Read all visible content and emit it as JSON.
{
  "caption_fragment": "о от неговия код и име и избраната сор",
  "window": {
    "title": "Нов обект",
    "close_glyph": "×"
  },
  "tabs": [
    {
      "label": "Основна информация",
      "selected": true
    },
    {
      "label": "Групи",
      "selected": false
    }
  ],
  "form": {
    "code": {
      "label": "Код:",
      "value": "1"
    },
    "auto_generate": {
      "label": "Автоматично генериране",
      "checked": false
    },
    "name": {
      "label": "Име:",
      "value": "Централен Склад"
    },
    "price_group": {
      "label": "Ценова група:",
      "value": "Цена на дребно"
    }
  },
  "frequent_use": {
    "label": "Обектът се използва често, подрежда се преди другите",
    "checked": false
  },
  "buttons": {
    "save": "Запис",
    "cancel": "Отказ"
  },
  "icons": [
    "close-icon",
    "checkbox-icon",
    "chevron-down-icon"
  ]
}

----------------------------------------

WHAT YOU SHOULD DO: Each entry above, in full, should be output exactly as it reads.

ANSWER AREA:
Read all visible content and emit it as JSON.
{
  "caption_fragment": "о от неговия код и име и избраната сор",
  "window": {
    "title": "Нов обект",
    "close_glyph": "×"
  },
  "tabs": [
    {
      "label": "Основна информация",
      "selected": true
    },
    {
      "label": "Групи",
      "selected": false
    }
  ],
  "form": {
    "code": {
      "label": "Код:",
      "value": "1"
    },
    "auto_generate": {
      "label": "Автоматично генериране",
      "checked": false
    },
    "name": {
      "label": "Име:",
      "value": "Централен Склад"
    },
    "price_group": {
      "label": "Ценова група:",
      "value": "Цена на дребно"
    }
  },
  "frequent_use": {
    "label": "Обектът се използва често, подрежда се преди другите",
    "checked": false
  },
  "buttons": {
    "save": "Запис",
    "cancel": "Отказ"
  },
  "icons": [
    "close-icon",
    "checkbox-icon",
    "chevron-down-icon"
  ]
}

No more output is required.